GOVERNMENTS and businesses must give local people more control over forests to maximise social, economic, and environmental benefits. Communities can benefit, and also benefit the environment, with greater control over their forests. When local people control their forests they are more likely to conserve and use them sustainably.
Cooperatives can be successful and they produce things such as pulp, sawn timber, furniture, and biofuels and sell them to international markets. Community forestry turns forests from barren wastelands into green and productive areas.
In 2009, the Global Alliance of Community Forestry joined forces with the International Alliance of Indigenous and Tribal Peoples of the Tropical Forest and the International Family Forestry Alliance to create Three Rights Holders’ Group (G3), a global network of family, community and Indigenous foresters. The G3 provides a platform and a united voice for local forest-dependent people across the world that are usually not included in national policy-making or international decisions.
Despite a track record of locally controlled forestry and reports of social conflict between local communities and big companies over forests across the world, money continues to flow into the bigger international corporations rather than into supporting locally controlled forestry.

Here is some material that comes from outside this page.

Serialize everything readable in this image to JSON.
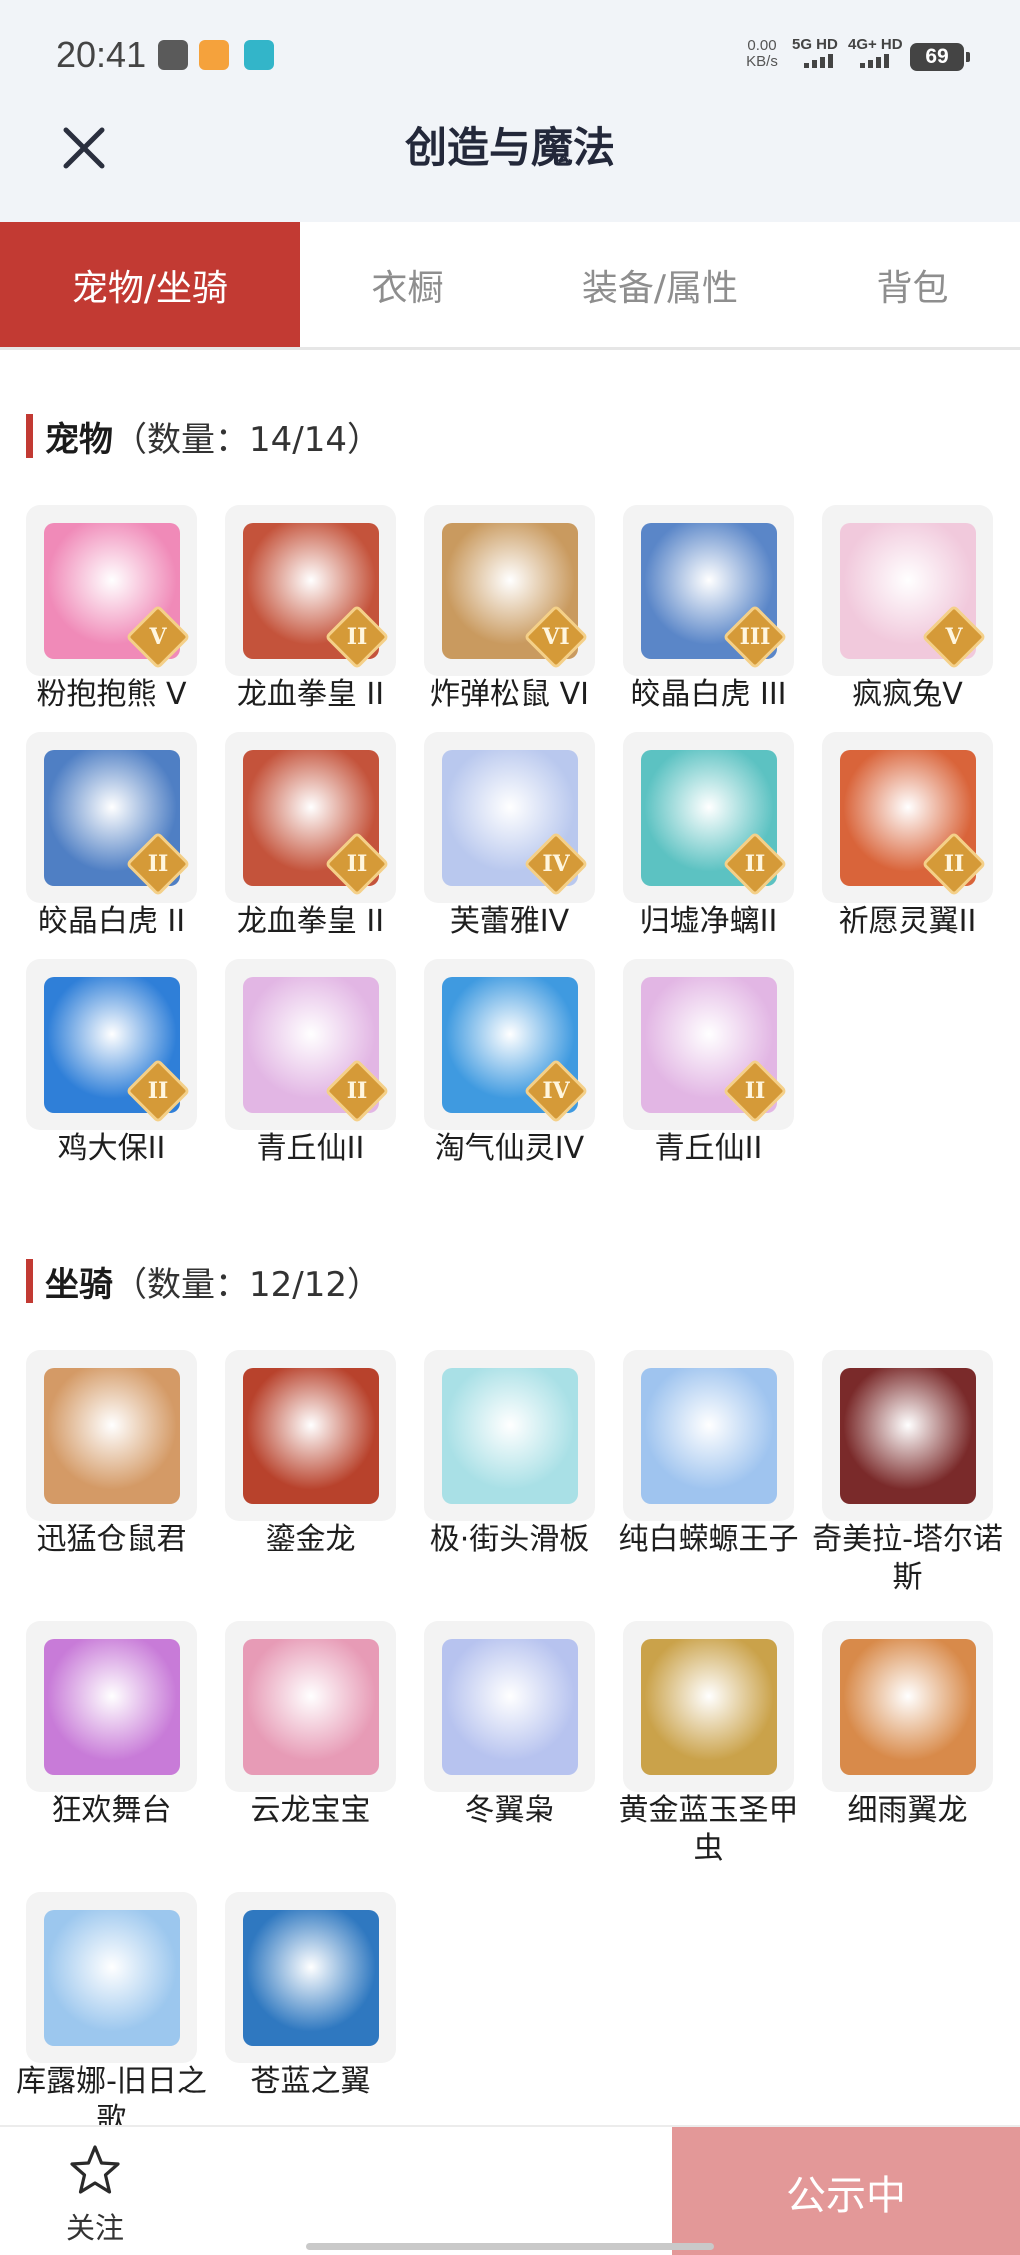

Governments and investors need to approach business from a different angle in order to reap a wider range of benefits and on a long-term basis.
Instead of being led by resources, investment models for locally controlled forestry must be led by rights, based on right-holders managing forest resources and seeking capital and partnerships. Practical and fair solutions such as locally controlled forestry cannot be ignored, when the stakes are so high and the benefits so clear.